By Alex Hassel, Storage.com
Winter Storm Jonas is going down in the history books as one of the biggest snowstorms we’ve ever seen on the East Coast. The Weather Channel reports that the storm is the first on record to bring two feet of snow or more to both Baltimore and New York City. Washington, D.C. also got more than two feet of snow, which caused the federal government to shut down until conditions improved. This could be a difficult time if you need to reach a self storage facility in those areas, but interactive maps provided by the cities could be a lot of help.
The Baltimore Sun reported Tuesday that many of the city’s main roads had been cleared Monday morning, but many residents still found that smaller streets hadn’t gotten any attention at all. The city’s transportation director said it could take days to clear the 3,600 miles of side streets. For the more than 600,000 people in the city wondering if they could survive a trip across town, the Baltimore Snow Center offers help with a snow map.
Although it doesn’t show what streets look like—or how dangerous they may be—it updates every couple of hours to show how many times plows have passed through an area. At 8:30 a.m. on Tuesday, more than a third of the city’s secondary plow zones had one or fewer passes from a plow. However, by 10:30 a.m., plows made significant progress in half of that area.
Based on the maps, making a trip to your local self storage facility to retrieve tools like snow shovels could still be risky. With two feet of snow on the ground, it’s difficult to determine—without making the trip yourself—how effective two to four passes from a plow could be on a street.
CBS News reported Tuesday morning that Washington, D.C. Mayor Muriel Bowser says there are still several days of cleanup ahead for that area. In a similar story to Baltimore, the D.C.’s director of emergency management says all major roads have been cleared. However, 48 hours after snow had stopped, some roads still hadn’t even seen a plow.
D.C.’s Snow Response Reporting System updates every thirty minutes with views from traffic cameras, the amount of snow removal requests, and a road-treatment review. On the map, snowflake icons show thousands of open snow removal requests. On another view, different colored pins show which areas have been plowed, salted, or both.
On Tuesday morning, there was still a lot of ground to cover.
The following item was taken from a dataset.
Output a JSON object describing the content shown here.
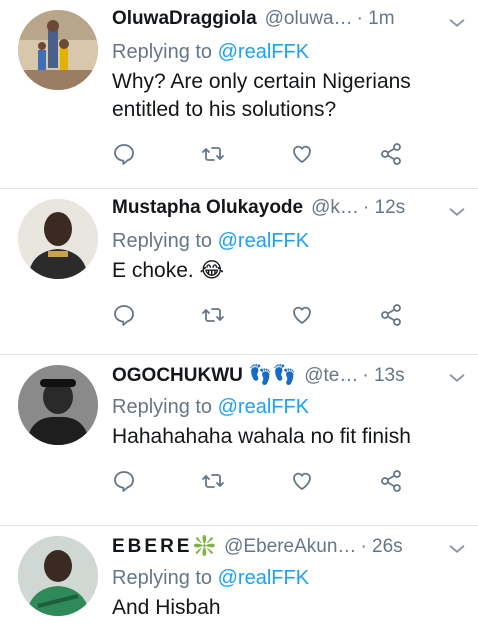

If someone wanted to visit their storage unit to pick up skis or a snowboard before a trip to Whitetail Resort, the map does a pretty good job showing what areas have had at least some treatment, but without having to experience the drive firsthand, the traffic cameras can show an accurate picture of what a driver could really be in for.
In the CBS report, it adds that while most of the Big Apple has recovered from the storm, the city still hasn’t reached people in Maspeth or Queens. Some residents are complaining about having to wait three days to dig their cars out of three feet of snow. However, with the resources of a city with the population of 8.5 million people, New York continues to clean up quickly.
The Plow NYC site shows not only the prioritization of city streets, but can also display how long it’s been since a plow traveled through a street. Roads are displayed in different colors, which can designate from an hour or less since a pass, from 12 to 24 hours. This doesn’t exactly show if your route will be clear or not, but you could make a guess as to how long it’s been since a plow has been through.
If a resident was thinking about heading to Lower Highland Park for sledding, but needed to stop at their storage unit first to pick up saucers and toboggans, the streets less-recently plowed are probably a good route to take.
Images taken from City of Baltimore, District of Columbia, and City of New York’s websites.